Asking prices record lowest monthly rise since October 2008

Asking prices in the UK recorded their lowest monthly rise since October 2008, up just 0.6% in October to £306,712 and are 0.2% below a year ago, the latest index shows.

There was a smaller than usual Autumn price bounce and the number of sellers coming to market was down by 13.5% compared to this time last year, as sluggish prices and imminence of Brexit deadline deter speculative sellers.

The Rightmove October index report also show that the number of sales agreed were virtually unchanged, down by 0.5%, on the same period a year ago and there is currently more chance of getting a sale through to completion, with data showing that the percentage of sales agreed that have fallen through so far this year is the lowest since 2015.

A breakdown of the figures show that in Scotland asking prices increased by 1.6% year on year and 0.7% month on month to £155,684 while in Wales they fell by 0.4% on a monthly basis to £199,696 but are 2.5% higher than a year ago.

In the North East, Yorkshire and Humber and the East Midlands prices fell on a monthly basis, down by 1.7%, 0.3% and 0.4% respectively, but grew year on year. In the North East they are up 0.7% annually to £150,610, in Yorkshire and Humber up 2% to £195,440 and in the East Midlands up 0.4% to £228,326.

The North West saw average asking prices rise by 1.3% month on month and 4% year on year to £201,321 while in the South West the market was also positive, with asking prices up 0.1% on a monthly basis and up 1.1% on an annual basis to £310,609.

In the rest of the South it was a more mixed picture. In the East of England prices rose 0.1% month on month to £351,372 but they are 0.7% below a year ago. In the South East prices rose 1.1% month on month to £404,785, but fell 0.4% year on year.

In Greater London average asking prices were up strongly month on month by 2.4% to £618,432, but on an annual basis they are still 1.1% below where they were a year ago.

‘In a strange Brexit induced paradox, thousands of potential sellers are holding back compared to this time a year ago, though the number of buyers agreeing purchases is virtually the same. Ironically, this means that those who are coming to market have a better chance of selling, so while some would-be sellers are being put off, it’s actually a good time to sell,’ said Miles Shipside, Rightmove director and housing market analyst.

‘Those who are ignoring the Brexit disruption have less competition from stay away sellers, and their prospective buyers have less negotiating power, with a reduced choice of suitable alternatives,’ he added.

The average number of new listings per week was 24,539, the lowest total at this time of year since October 2009. This is down 13.5% on the same period a year ago.

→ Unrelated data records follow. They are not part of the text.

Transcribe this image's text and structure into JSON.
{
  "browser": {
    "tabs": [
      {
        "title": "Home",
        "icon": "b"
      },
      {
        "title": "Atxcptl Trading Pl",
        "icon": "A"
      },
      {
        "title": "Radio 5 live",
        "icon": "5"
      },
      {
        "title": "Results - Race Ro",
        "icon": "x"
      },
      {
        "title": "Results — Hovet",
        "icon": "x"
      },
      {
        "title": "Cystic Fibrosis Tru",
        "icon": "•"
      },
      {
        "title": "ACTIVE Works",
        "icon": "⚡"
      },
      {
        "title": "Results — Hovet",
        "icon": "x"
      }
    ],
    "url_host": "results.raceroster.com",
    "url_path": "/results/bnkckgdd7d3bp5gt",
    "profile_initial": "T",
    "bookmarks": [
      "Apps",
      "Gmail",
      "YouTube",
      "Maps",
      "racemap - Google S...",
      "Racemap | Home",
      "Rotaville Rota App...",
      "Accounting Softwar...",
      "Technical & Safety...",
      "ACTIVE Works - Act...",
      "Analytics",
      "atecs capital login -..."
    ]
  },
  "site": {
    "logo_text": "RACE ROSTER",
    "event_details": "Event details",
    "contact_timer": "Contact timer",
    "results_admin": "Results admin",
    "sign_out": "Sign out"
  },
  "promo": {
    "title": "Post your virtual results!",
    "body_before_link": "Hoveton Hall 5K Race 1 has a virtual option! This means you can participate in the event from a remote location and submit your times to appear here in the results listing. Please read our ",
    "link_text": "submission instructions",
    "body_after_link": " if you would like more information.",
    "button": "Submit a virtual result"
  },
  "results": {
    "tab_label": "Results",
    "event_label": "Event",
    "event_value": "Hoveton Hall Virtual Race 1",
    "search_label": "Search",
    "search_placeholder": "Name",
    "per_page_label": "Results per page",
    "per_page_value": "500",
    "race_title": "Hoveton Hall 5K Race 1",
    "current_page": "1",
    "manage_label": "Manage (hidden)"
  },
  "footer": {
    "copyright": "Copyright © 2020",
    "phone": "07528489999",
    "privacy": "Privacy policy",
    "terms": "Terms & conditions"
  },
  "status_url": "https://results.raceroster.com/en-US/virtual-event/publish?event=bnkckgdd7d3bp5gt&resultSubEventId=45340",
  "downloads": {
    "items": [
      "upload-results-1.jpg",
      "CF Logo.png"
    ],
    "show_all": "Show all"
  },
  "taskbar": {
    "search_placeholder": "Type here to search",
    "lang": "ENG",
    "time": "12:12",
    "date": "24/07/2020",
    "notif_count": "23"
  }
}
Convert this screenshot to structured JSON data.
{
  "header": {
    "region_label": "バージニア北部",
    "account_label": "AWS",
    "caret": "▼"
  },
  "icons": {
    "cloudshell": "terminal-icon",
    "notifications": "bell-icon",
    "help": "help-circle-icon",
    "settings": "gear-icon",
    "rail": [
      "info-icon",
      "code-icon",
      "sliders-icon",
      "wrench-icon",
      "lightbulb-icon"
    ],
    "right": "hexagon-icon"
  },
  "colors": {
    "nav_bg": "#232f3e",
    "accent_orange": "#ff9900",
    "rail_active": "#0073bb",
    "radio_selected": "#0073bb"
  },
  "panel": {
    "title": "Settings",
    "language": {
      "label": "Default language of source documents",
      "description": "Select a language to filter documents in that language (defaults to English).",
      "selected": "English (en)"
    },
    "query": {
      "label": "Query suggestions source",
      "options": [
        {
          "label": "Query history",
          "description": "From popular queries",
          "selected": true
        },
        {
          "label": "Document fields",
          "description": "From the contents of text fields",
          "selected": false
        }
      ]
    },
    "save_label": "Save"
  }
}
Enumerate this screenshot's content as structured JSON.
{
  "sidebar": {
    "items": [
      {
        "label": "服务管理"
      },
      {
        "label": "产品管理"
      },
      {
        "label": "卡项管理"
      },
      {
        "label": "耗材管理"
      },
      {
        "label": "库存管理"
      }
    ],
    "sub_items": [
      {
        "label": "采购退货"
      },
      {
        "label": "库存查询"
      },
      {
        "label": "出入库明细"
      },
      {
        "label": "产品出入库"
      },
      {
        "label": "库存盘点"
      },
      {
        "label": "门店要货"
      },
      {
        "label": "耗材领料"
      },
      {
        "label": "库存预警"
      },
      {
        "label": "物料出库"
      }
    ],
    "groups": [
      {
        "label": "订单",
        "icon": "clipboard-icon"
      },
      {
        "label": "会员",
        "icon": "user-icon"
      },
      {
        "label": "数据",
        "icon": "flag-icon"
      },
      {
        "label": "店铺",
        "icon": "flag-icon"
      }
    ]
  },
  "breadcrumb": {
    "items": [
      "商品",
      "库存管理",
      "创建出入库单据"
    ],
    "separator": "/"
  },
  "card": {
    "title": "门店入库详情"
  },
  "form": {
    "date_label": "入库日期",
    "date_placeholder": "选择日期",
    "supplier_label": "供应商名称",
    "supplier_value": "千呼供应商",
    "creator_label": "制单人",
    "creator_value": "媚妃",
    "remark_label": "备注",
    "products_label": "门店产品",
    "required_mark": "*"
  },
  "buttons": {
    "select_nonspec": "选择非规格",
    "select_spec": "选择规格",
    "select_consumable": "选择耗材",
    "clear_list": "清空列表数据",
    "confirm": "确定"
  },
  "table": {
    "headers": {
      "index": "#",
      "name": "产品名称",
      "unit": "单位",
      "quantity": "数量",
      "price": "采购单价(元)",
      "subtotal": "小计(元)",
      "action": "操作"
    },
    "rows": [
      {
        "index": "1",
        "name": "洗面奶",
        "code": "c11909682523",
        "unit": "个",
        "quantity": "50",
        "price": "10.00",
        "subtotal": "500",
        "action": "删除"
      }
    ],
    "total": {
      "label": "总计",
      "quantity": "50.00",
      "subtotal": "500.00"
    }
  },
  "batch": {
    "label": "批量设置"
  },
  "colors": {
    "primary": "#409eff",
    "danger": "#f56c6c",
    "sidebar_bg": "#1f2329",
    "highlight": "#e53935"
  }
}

Shipside suggests that potential sellers are perhaps being deterred by the lack of price momentum, with not only a muted monthly price rise of 0.6%, but also average new seller asking prices 0.2% lower than this time last year.

He warned that while the number of buyers has held up well so far, the lack of new property listings coming to market now may reduce the number of purchases in coming months as there will be less choice of available properties to tempt buyers.

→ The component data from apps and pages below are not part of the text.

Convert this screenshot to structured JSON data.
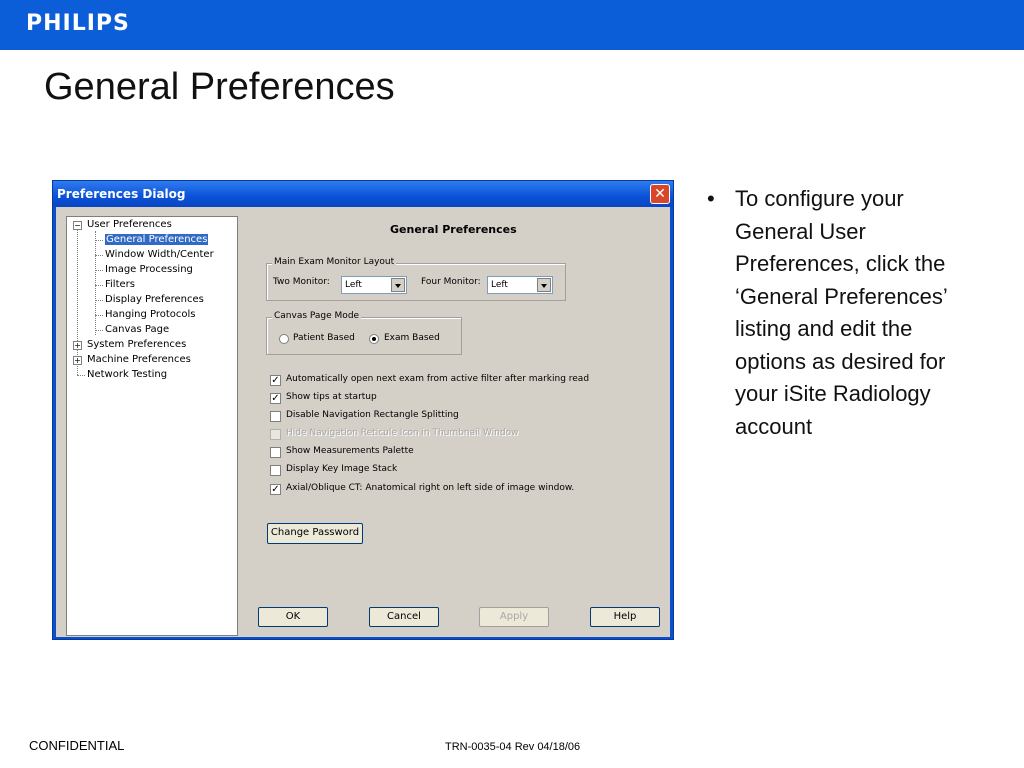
{
  "brand": {
    "logo": "PHILIPS",
    "bar_color": "#0b5ed7"
  },
  "slide": {
    "title": "General Preferences"
  },
  "dialog": {
    "title": "Preferences Dialog",
    "close_icon": "close-icon",
    "tree": {
      "items": [
        {
          "label": "User Preferences",
          "toggle": "⊟",
          "expanded": true
        },
        {
          "label": "General Preferences",
          "selected": true
        },
        {
          "label": "Window Width/Center"
        },
        {
          "label": "Image Processing"
        },
        {
          "label": "Filters"
        },
        {
          "label": "Display Preferences"
        },
        {
          "label": "Hanging Protocols"
        },
        {
          "label": "Canvas Page"
        },
        {
          "label": "System Preferences",
          "toggle": "⊞"
        },
        {
          "label": "Machine Preferences",
          "toggle": "⊞"
        },
        {
          "label": "Network Testing"
        }
      ]
    },
    "panel": {
      "heading": "General Preferences",
      "monitor_layout": {
        "legend": "Main Exam Monitor Layout",
        "two_monitor_label": "Two Monitor:",
        "two_monitor_value": "Left",
        "four_monitor_label": "Four Monitor:",
        "four_monitor_value": "Left"
      },
      "canvas_mode": {
        "legend": "Canvas Page Mode",
        "options": [
          {
            "label": "Patient Based",
            "selected": false
          },
          {
            "label": "Exam Based",
            "selected": true
          }
        ]
      },
      "checkboxes": [
        {
          "label": "Automatically open next exam from active filter after marking read",
          "checked": true,
          "disabled": false
        },
        {
          "label": "Show tips at startup",
          "checked": true,
          "disabled": false
        },
        {
          "label": "Disable Navigation Rectangle Splitting",
          "checked": false,
          "disabled": false
        },
        {
          "label": "Hide Navigation Reticule Icon in Thumbnail Window",
          "checked": false,
          "disabled": true
        },
        {
          "label": "Show Measurements Palette",
          "checked": false,
          "disabled": false
        },
        {
          "label": "Display Key Image Stack",
          "checked": false,
          "disabled": false
        },
        {
          "label": "Axial/Oblique CT: Anatomical right on left side of image window.",
          "checked": true,
          "disabled": false
        }
      ],
      "change_password": "Change Password"
    },
    "buttons": {
      "ok": "OK",
      "cancel": "Cancel",
      "apply": "Apply",
      "help": "Help"
    }
  },
  "bullet": {
    "dot": "•",
    "text": "To configure your General User Preferences, click the ‘General Preferences’ listing and edit the options as desired for your iSite Radiology account"
  },
  "footer": {
    "left": "CONFIDENTIAL",
    "center": "TRN-0035-04 Rev 04/18/06"
  }
}
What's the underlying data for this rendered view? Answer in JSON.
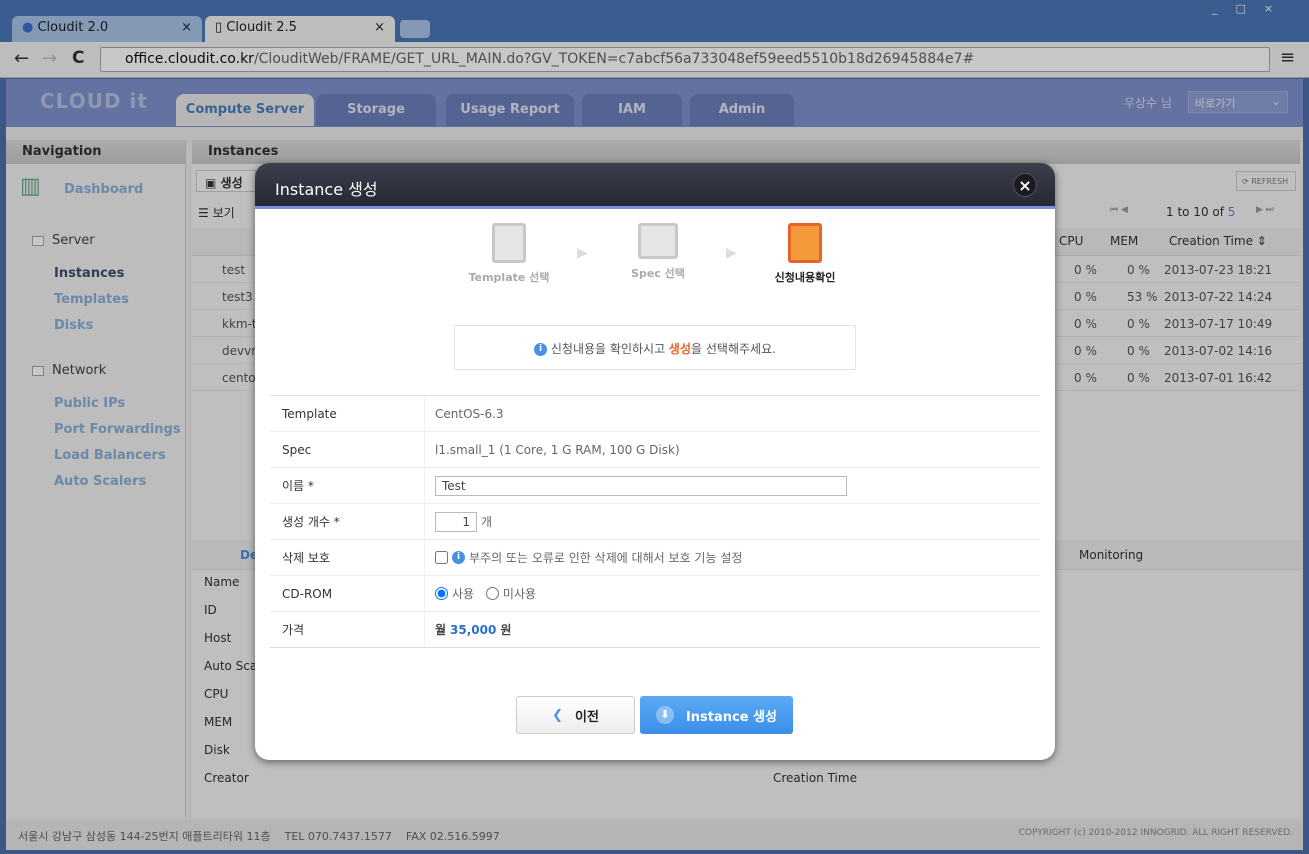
{
  "browser": {
    "tabs": [
      {
        "title": "Cloudit 2.0"
      },
      {
        "title": "Cloudit 2.5"
      }
    ],
    "url_host": "office.cloudit.co.kr",
    "url_path": "/ClouditWeb/FRAME/GET_URL_MAIN.do?GV_TOKEN=c7abcf56a733048ef59eed5510b18d26945884e7#"
  },
  "header": {
    "logo": "CLOUD it",
    "tabs": [
      "Compute Server",
      "Storage",
      "Usage Report",
      "IAM",
      "Admin"
    ],
    "user": "우상수 님",
    "shortcut_select": "바로가기"
  },
  "nav": {
    "title": "Navigation",
    "dashboard": "Dashboard",
    "groups": [
      {
        "label": "Server",
        "items": [
          "Instances",
          "Templates",
          "Disks"
        ]
      },
      {
        "label": "Network",
        "items": [
          "Public IPs",
          "Port Forwardings",
          "Load Balancers",
          "Auto Scalers"
        ]
      }
    ]
  },
  "instances": {
    "title": "Instances",
    "create_btn": "생성",
    "view_btn": "보기",
    "refresh": "REFRESH",
    "paging": {
      "text": "1 to 10 of",
      "total": "5"
    },
    "columns": [
      "CPU",
      "MEM",
      "Creation Time"
    ],
    "rows": [
      {
        "name": "test",
        "cpu": "0 %",
        "mem": "0 %",
        "time": "2013-07-23 18:21"
      },
      {
        "name": "test3",
        "cpu": "0 %",
        "mem": "53 %",
        "time": "2013-07-22 14:24"
      },
      {
        "name": "kkm-t",
        "cpu": "0 %",
        "mem": "0 %",
        "time": "2013-07-17 10:49"
      },
      {
        "name": "devvm",
        "cpu": "0 %",
        "mem": "0 %",
        "time": "2013-07-02 14:16"
      },
      {
        "name": "cento",
        "cpu": "0 %",
        "mem": "0 %",
        "time": "2013-07-01 16:42"
      }
    ],
    "detail_tabs": [
      "De",
      "Monitoring"
    ],
    "detail_labels": [
      "Name",
      "ID",
      "Host",
      "Auto Sca",
      "CPU",
      "MEM",
      "Disk",
      "Creator"
    ],
    "detail_right": "Creation Time"
  },
  "footer": {
    "address": "서울시 강남구 삼성동 144-25번지 애플트리타워 11층",
    "tel": "TEL 070.7437.1577",
    "fax": "FAX 02.516.5997",
    "copyright": "COPYRIGHT (c) 2010-2012 INNOGRID. ALL RIGHT RESERVED."
  },
  "modal": {
    "title": "Instance 생성",
    "steps": [
      "Template 선택",
      "Spec 선택",
      "신청내용확인"
    ],
    "active_step": 3,
    "notice_pre": "신청내용을 확인하시고 ",
    "notice_hl": "생성",
    "notice_post": "을 선택해주세요.",
    "fields": {
      "template_label": "Template",
      "template": "CentOS-6.3",
      "spec_label": "Spec",
      "spec": "l1.small_1 (1 Core, 1 G RAM, 100 G Disk)",
      "name_label": "이름 *",
      "name": "Test",
      "count_label": "생성 개수 *",
      "count": "1",
      "count_unit": "개",
      "protect_label": "삭제 보호",
      "protect_text": "부주의 또는 오류로 인한 삭제에 대해서 보호 기능 설정",
      "protect_checked": false,
      "cdrom_label": "CD-ROM",
      "cdrom_options": [
        "사용",
        "미사용"
      ],
      "cdrom_selected": "사용",
      "price_label": "가격",
      "price_pre": "월",
      "price": "35,000",
      "price_unit": "원"
    },
    "prev_btn": "이전",
    "create_btn": "Instance 생성"
  },
  "colors": {
    "accent": "#4a90e2",
    "highlight": "#e8632b",
    "header": "#7f92cf"
  }
}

‘Some sellers are speculative, encouraged to try their luck if they judge that the market has a degree of froth which might increase their chances of banking a high price. With upwards pricing power now pretty flat, some sellers who are motivated by maximising their money seem to be holding back. They may be waiting for more certainty around both achieving their price aspirations and also the Brexit outcome,’ shipside explained.

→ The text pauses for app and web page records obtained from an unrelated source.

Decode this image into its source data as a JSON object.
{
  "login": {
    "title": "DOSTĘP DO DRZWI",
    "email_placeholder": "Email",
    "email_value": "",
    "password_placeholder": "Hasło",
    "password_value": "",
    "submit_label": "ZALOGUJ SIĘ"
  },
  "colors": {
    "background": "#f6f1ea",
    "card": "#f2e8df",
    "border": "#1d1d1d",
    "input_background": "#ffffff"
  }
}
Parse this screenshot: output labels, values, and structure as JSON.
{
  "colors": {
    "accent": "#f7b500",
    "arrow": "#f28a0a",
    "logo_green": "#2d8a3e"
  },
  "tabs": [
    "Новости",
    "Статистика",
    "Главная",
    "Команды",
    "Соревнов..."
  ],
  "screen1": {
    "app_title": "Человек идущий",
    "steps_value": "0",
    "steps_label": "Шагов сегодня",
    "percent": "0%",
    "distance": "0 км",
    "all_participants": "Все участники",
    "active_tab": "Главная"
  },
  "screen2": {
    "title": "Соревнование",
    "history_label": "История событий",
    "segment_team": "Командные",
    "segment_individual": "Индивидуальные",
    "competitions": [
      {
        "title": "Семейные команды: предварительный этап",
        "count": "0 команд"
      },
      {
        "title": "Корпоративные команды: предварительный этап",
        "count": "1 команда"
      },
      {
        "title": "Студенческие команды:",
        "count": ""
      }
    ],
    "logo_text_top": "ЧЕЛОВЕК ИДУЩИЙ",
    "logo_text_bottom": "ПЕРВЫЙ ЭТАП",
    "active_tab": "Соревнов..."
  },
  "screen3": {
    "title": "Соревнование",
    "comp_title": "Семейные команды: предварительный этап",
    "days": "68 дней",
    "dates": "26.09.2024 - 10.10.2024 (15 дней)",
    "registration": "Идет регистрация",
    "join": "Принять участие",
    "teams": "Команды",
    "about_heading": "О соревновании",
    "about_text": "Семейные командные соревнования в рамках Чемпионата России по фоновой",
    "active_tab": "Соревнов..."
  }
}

‘While the number of new sellers has fallen, many of those who might normally have chanced their arm this autumn might in any case not have been seriously committed to making a move happen. This is a price-sensitive market, so if sellers are not willing to be realistic on their initial asking price, or to accept a lower offer, they can end up wasting time for both themselves and their agent,’ he added.

As sales aren’t falling through as regularly as they have been, it suggests that the market is currently being driven by must movers, according to Nick Leeming, Chairman of Jackson-Stops.

‘Despite Rightmove’s figures showing that stock is currently lower across the nation, once the UK does leave the European Union, whether that be on the 31 October or otherwise, I expect to see an increase in listings and greater activity levels, with the prospect of a modest uplift in property prices in the new year,’ he said.

‘However, to get the market moving properly again at all levels we do need some confirmation on stamp duty, which we hope will be delivered on Budget day. Prohibitive stamp duty charges have long been a challenge for those on all rungs of the property ladder, and so both buyers and sellers will now be eagerly awaiting Government’s plans on how they will address this. It was a key focus in Boris Johnson’s campaign to become Prime Minister and so it would be very disappointing if this was once again brushed under the carpet,’ he pointed out.